▶ **What is expected**: Isolate every line in the data with the string "JSON" and copy it.

▶ **Given records**:
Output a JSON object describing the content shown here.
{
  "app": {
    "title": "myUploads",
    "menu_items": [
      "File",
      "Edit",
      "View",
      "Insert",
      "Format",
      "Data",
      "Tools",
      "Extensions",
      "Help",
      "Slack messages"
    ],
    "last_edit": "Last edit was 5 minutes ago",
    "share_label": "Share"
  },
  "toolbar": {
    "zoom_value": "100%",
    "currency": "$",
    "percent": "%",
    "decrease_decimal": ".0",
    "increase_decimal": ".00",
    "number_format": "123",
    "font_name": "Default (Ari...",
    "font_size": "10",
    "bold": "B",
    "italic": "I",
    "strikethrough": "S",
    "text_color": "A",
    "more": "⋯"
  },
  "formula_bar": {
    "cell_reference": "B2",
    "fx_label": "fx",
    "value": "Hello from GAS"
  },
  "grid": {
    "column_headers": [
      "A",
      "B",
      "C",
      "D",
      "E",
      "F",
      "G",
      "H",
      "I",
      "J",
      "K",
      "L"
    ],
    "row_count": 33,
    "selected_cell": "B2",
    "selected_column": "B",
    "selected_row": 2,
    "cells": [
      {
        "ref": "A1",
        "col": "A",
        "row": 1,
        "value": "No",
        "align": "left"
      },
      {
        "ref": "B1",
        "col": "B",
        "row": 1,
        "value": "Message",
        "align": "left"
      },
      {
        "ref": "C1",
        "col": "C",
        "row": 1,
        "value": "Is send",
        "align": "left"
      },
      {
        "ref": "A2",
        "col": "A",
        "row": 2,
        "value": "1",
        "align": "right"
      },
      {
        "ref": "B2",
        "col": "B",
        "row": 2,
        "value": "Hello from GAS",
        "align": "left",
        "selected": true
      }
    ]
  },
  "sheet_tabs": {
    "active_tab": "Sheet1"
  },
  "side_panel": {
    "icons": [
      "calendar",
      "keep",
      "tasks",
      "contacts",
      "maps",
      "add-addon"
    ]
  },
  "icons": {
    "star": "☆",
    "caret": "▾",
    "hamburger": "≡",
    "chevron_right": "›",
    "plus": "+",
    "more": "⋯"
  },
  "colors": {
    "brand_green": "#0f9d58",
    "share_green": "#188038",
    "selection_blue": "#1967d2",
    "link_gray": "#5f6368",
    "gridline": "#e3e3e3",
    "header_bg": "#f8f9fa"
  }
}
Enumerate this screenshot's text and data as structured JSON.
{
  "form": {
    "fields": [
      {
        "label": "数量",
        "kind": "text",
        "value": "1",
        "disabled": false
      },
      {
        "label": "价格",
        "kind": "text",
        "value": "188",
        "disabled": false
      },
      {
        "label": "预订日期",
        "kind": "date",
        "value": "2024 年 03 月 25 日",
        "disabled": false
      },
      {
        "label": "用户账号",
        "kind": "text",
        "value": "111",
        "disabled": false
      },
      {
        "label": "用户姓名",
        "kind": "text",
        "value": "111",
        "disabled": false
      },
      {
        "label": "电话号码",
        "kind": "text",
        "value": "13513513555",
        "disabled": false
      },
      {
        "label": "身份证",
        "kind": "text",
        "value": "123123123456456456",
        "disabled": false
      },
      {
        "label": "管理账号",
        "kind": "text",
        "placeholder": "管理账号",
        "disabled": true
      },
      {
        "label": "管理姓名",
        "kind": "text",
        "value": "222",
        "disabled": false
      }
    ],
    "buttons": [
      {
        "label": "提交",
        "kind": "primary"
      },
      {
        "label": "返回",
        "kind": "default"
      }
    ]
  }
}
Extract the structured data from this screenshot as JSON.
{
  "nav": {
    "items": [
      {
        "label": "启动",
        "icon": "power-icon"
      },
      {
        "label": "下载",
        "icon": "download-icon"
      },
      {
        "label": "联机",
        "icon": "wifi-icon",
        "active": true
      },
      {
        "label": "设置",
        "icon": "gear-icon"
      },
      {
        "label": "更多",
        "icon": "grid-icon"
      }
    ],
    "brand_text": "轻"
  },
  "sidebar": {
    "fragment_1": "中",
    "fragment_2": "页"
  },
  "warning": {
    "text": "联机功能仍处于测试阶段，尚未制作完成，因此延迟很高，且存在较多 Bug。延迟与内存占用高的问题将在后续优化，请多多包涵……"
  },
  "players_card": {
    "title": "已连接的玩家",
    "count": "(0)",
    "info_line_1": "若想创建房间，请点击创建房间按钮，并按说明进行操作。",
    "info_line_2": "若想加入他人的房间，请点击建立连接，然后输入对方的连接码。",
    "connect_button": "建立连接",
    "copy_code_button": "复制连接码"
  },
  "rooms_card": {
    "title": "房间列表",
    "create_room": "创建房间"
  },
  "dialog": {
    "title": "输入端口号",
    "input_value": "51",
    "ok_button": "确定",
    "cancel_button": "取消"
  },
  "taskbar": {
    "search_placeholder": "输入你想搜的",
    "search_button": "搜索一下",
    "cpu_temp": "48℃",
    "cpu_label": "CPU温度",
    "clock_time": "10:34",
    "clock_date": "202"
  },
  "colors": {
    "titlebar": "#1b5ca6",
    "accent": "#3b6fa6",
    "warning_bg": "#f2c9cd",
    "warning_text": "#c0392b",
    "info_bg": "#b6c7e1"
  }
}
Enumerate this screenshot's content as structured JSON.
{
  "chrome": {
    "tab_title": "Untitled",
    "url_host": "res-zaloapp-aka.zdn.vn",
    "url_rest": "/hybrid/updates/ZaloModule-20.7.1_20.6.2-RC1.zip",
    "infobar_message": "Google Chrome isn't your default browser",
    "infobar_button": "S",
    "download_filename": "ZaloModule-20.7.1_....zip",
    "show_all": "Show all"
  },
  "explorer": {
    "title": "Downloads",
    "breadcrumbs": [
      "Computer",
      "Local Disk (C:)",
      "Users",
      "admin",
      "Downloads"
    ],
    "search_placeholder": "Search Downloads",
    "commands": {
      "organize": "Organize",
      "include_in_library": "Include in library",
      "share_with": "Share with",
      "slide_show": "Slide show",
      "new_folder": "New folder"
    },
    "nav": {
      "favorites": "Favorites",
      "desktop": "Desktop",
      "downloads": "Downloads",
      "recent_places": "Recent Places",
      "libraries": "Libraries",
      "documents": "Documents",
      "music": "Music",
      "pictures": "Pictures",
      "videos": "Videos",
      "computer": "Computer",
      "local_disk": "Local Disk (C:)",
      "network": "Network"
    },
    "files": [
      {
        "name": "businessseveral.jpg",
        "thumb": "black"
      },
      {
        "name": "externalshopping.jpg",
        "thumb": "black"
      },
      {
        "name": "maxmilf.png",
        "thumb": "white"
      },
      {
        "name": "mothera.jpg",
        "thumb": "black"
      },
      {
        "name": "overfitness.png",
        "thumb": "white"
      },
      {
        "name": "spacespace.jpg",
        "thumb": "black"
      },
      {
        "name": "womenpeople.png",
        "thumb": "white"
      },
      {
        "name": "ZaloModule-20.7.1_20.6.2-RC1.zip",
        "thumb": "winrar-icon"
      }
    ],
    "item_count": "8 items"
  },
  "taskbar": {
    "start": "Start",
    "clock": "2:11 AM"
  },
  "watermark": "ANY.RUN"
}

▶ **Answer to this task**:
Output a JSON object describing the content shown here.
Enumerate this screenshot's text and data as structured JSON.
Extract the structured data from this screenshot as JSON.
Enumerate this screenshot's content as structured JSON.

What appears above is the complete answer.